I just watched your set from a while ago on the Late Late Show with Craig Ferguson. No mention you are a lawyer. When do you decide to play the lawyer card?
Emphasis on “a while ago.” I did not want to mention that I was a lawyer because I was currently working as one. I usually drop the lawyer card when the “I’m a comedian” doesn’t work to impress people. I am actually going to start bringing my Williams and Georgetown diplomas (see how I dropped Williams College in there also) on stage so that people realize what other specific things I have wasted besides NBA height, NFL size, and Barack Obama-backstory to tell jokes.
You’ve joked about living with your parents until you were 28. Are you still there or have you moved up?
I live in midtown Manhattan.
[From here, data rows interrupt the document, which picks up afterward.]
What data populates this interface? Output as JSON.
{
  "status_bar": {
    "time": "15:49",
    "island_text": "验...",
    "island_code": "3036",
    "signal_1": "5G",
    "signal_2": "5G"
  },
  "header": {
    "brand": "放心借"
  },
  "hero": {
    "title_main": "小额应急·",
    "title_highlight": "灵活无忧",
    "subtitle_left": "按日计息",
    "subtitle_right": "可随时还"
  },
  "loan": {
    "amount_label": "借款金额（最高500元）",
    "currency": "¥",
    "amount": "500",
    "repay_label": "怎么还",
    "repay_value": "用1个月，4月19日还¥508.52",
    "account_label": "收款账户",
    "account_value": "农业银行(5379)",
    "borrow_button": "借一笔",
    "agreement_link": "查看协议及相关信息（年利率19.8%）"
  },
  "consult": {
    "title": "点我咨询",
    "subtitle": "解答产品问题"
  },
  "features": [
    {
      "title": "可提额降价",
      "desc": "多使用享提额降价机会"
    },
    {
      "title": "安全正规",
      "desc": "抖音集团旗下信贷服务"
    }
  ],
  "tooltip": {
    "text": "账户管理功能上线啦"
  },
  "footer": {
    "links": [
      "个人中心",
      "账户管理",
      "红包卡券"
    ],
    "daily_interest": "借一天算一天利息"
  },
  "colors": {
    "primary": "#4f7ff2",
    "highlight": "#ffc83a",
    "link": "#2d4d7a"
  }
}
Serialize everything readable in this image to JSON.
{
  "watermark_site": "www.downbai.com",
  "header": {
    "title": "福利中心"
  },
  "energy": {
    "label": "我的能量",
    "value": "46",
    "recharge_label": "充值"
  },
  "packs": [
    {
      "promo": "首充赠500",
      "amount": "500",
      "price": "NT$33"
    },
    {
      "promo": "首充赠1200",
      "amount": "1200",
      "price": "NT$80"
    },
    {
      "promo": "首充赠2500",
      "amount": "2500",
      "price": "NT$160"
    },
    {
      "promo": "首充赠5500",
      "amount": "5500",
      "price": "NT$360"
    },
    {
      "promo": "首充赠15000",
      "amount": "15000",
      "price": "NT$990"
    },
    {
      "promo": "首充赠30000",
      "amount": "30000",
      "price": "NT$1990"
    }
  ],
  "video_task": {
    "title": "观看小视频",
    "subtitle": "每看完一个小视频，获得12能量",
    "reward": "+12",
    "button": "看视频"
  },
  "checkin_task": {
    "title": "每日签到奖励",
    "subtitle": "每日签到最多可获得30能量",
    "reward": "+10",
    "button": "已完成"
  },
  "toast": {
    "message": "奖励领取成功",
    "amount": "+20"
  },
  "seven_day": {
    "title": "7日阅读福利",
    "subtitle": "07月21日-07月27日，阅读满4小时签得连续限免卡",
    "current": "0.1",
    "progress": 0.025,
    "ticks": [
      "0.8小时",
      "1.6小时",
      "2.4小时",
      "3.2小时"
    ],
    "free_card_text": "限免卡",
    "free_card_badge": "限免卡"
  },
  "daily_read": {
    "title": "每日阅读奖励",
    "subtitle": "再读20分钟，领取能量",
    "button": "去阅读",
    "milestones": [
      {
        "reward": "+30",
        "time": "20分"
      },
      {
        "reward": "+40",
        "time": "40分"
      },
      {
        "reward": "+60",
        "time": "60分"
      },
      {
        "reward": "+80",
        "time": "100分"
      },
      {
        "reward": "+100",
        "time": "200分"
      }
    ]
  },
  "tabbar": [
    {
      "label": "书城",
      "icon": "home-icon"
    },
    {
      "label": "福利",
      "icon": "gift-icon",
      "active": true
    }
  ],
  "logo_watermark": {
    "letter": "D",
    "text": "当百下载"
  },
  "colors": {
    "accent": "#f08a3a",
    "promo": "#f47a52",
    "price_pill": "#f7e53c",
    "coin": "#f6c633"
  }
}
For at least another 3 months. I have already picked out a nice new residence in the abandonned construction project acreoss the street from where I currently reside. I am not sure if your readers will pick up on this, but I am the bright-eyed optimist of Comedians At Law.
So, two comedy albums under your belt, Racial Chameleon and Diamond Maker. I hear there may be a third coming out?
Next month my new album comes out. It is called Too Big To Fail. It is ironic because I am big. And a failure. I may give it away for free because fu*k Louis CK and his $5 download. I think people will rank it somewhere with Adele’s 21 as an album full of rich narrative from an out of shape person.
Besides the Lawmageddon Tour, where can we usually find you, y’know, being funny?
I am very funny on Twitter (@JLCauvin) and my website, JLCauvin.com, has a ton of content—original videos, my weekly podcast (available on iTunes) and my blog (both titled “Righteous Prick”), which is probably what most comics know me for if they know me. But by 2013 you will probably find me being funny in an office, a classroom, or the penal system.